20. Teach What You Learned: This one is a very important step. It has helped me immensely in my learning journey. Give talks and workshops at community events, it helps you to get critical feedback to solidify your understanding of the material you learnt and find anything you missed. I always advise everyone to give talks at various community events like null chapter monthly meets (https://null.community), and OWASP chapter meets (https://owasp.org). You should prefer not to give talks at conferences at this stage as we have yet to find real-life vulnerabilities.
Stage 2: Act
1. Pick a Firmware: Choose a firmware to analyze and check if there are any concepts that you need to know before starting. If there are, make a list and go back to the relevant step in Stage 1.
2. Extract: If the firmware file needs extraction scubas as a Linux firmware image, extract it and explore the extracted data and file system if any.
3. Static Analysis: Perform static analysis to explore the file system (if it has one), reverse engineer proprietary binaries/code, and look for implementation or standard security issues. In case of Bare metal, load it into Ghidra or similar tools, you may need to provide the controller type, Instruction Set Architecture and memory region details which you can easily get from the microcontroller datasheet.
4. Dynamic Analysis: Emulation is your friend here if you do not have direct access to the running firmware. Perform dynamic analysis of the binaries to understand the logic and behavior of the firmware. Emulation for baremetal firmware is a bit challenging as of today, however things might change in the future.
5. Find Bugs: This is the step you have been waiting to take all along. If you have done all the above and reached here, you are on your way to greatness :). Look for security bypasses or vulnerabilities. It's recommended to start with finding similar vulnerabilities that you found in previous iterations and gradually increase the complexity to more advanced bug classes. If this is your first time, focus on low-hanging fruits, do not jump straight away to complex vulnerabilities. Static analysis should give you some juicy information or simple vulnerabilities.

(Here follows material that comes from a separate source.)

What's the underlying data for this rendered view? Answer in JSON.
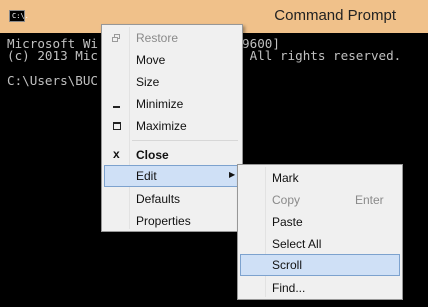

6. Go Back to Step 1: Once you have found one or more vulnerabilities, you can then go back to step 1 of the ACT stage, pick another firmware, and repeat the process. By continually practicing and applying your learning to real-world scenarios, you will continue to build your skills and become an expert in firmware pentesting. Gradually, keep improving to find complex vulnerabilities.
In conclusion, getting started with firmware pentesting requires a structured learning process, combining both theoretical and practical components. By following the steps outlined above, you can gain a solid foundation in firmware security concepts and develop the skills you need to find vulnerabilities in real-world firmware.
It's important to remember that this process is an iterative one and will require patience and persistence. Keep practicing and applying your learning to real-world scenarios, and don't be afraid to reach out to the community for help and feedback. The more you learn and practice, the better you'll become at firmware pentesting. So, don't give up, and keep pushing yourself to level up your skills!
Best of luck on your firmware pentesting journey!